How Often Should I Add Salt to My Saltwater Pool?

Once you add the initial amount of salt to your water (either when you fill your pool or at the start of the season), you likely won’t need any additional salt. However, it’s important to regularly check the salt level using a test kit and add salt as necessary to maintain the recommended level.

How Do I Calculate the Amount of Salt Needed for My Pool?

To calculate the amount of salt needed for your pool, you need to know the size of your pool in gallons and the recommended salt level. You can use a pool salt calculator or a pool salt chart to figure out how much salt to add.

Can I Over-Salt My Saltwater Pool?

Yes, you can over-salt your saltwater pool. It’s important to follow the manufacturer’s instructions for the amount of salt to add and regularly check the salt level using a test kit to avoid over-salting.

What Are the Benefits of A Saltwater Pool Over a Traditional Chlorine Pool?

Saltwater pools are often preferred over traditional chlorine pools because they are easier to maintain, less harsh on skin and eyes, and produce a more natural swimming experience.

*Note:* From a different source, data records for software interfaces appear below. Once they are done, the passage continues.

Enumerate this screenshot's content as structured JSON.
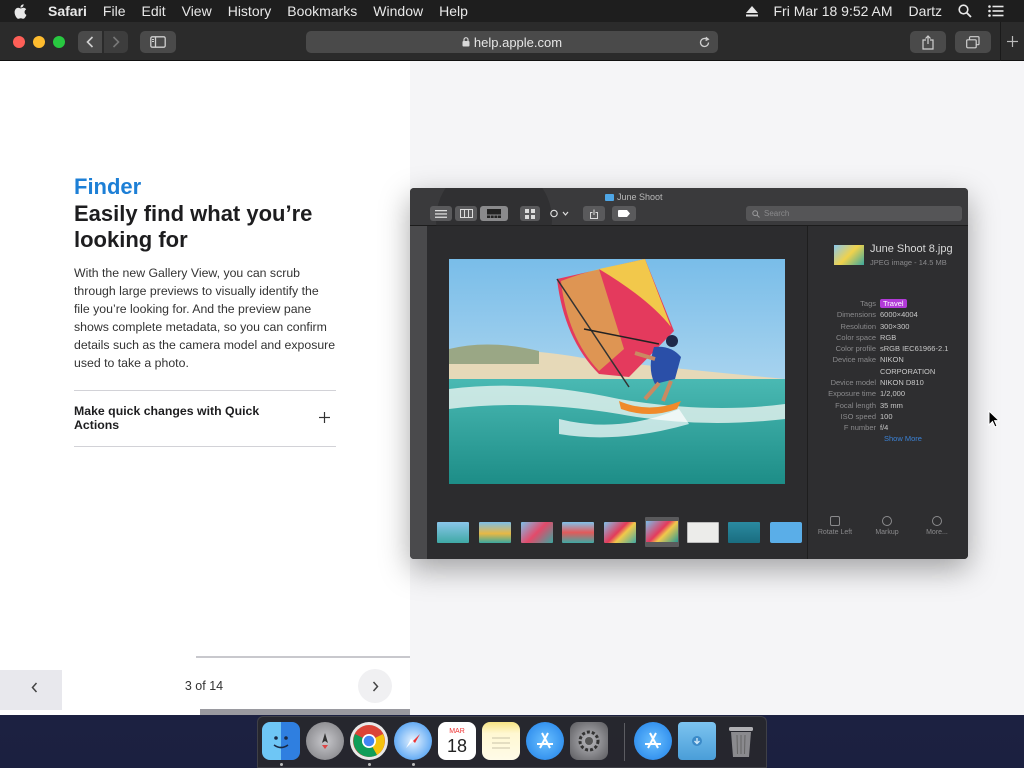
{
  "menubar": {
    "app_name": "Safari",
    "items": [
      "File",
      "Edit",
      "View",
      "History",
      "Bookmarks",
      "Window",
      "Help"
    ],
    "datetime": "Fri Mar 18  9:52 AM",
    "user": "Dartz"
  },
  "toolbar": {
    "url": "help.apple.com"
  },
  "page": {
    "eyebrow": "Finder",
    "headline": "Easily find what you’re looking for",
    "body": "With the new Gallery View, you can scrub through large previews to visually identify the file you’re looking for. And the preview pane shows complete metadata, so you can confirm details such as the camera model and exposure used to take a photo.",
    "accordion_label": "Make quick changes with Quick Actions",
    "pager": {
      "current": 3,
      "total": 14,
      "label": "3 of 14"
    }
  },
  "finder": {
    "window_title": "June Shoot",
    "search_placeholder": "Search",
    "file_name": "June Shoot 8.jpg",
    "file_kind": "JPEG image - 14.5 MB",
    "metadata": [
      {
        "key": "Tags",
        "value": "Travel",
        "tag": true,
        "tag_color": "#b23ad8"
      },
      {
        "key": "Dimensions",
        "value": "6000×4004"
      },
      {
        "key": "Resolution",
        "value": "300×300"
      },
      {
        "key": "Color space",
        "value": "RGB"
      },
      {
        "key": "Color profile",
        "value": "sRGB IEC61966-2.1"
      },
      {
        "key": "Device make",
        "value": "NIKON"
      },
      {
        "key": "",
        "value": "CORPORATION"
      },
      {
        "key": "Device model",
        "value": "NIKON D810"
      },
      {
        "key": "Exposure time",
        "value": "1/2,000"
      },
      {
        "key": "Focal length",
        "value": "35 mm"
      },
      {
        "key": "ISO speed",
        "value": "100"
      },
      {
        "key": "F number",
        "value": "f/4"
      }
    ],
    "show_more": "Show More",
    "actions": [
      "Rotate Left",
      "Markup",
      "More..."
    ]
  },
  "dock": {
    "apps": [
      {
        "name": "finder-app-icon",
        "running": true,
        "color": "#3a8ee6"
      },
      {
        "name": "launchpad-app-icon",
        "running": false,
        "color": "#8a8a8e"
      },
      {
        "name": "chrome-app-icon",
        "running": true,
        "color": "#e8e8e8"
      },
      {
        "name": "safari-app-icon",
        "running": true,
        "color": "#2f8ef0"
      },
      {
        "name": "calendar-app-icon",
        "running": false,
        "color": "#ffffff"
      },
      {
        "name": "notes-app-icon",
        "running": false,
        "color": "#f5e27a"
      },
      {
        "name": "app-store-app-icon",
        "running": false,
        "color": "#1e8ff0"
      },
      {
        "name": "system-preferences-app-icon",
        "running": false,
        "color": "#7a7a7e"
      },
      {
        "name": "app-store-download-icon",
        "running": false,
        "color": "#1e8ff0"
      },
      {
        "name": "downloads-folder-icon",
        "running": false,
        "color": "#5aaee8"
      },
      {
        "name": "trash-icon",
        "running": false,
        "color": "#9a9a9e"
      }
    ],
    "calendar_month": "MAR",
    "calendar_day": "18"
  }
}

Additionally, saltwater pools do not require the frequent addition of chlorine, which can save time and money in the long run.


Hi, I'm Chris. Who knew there could be so many interesting things about salt?!

Recent Posts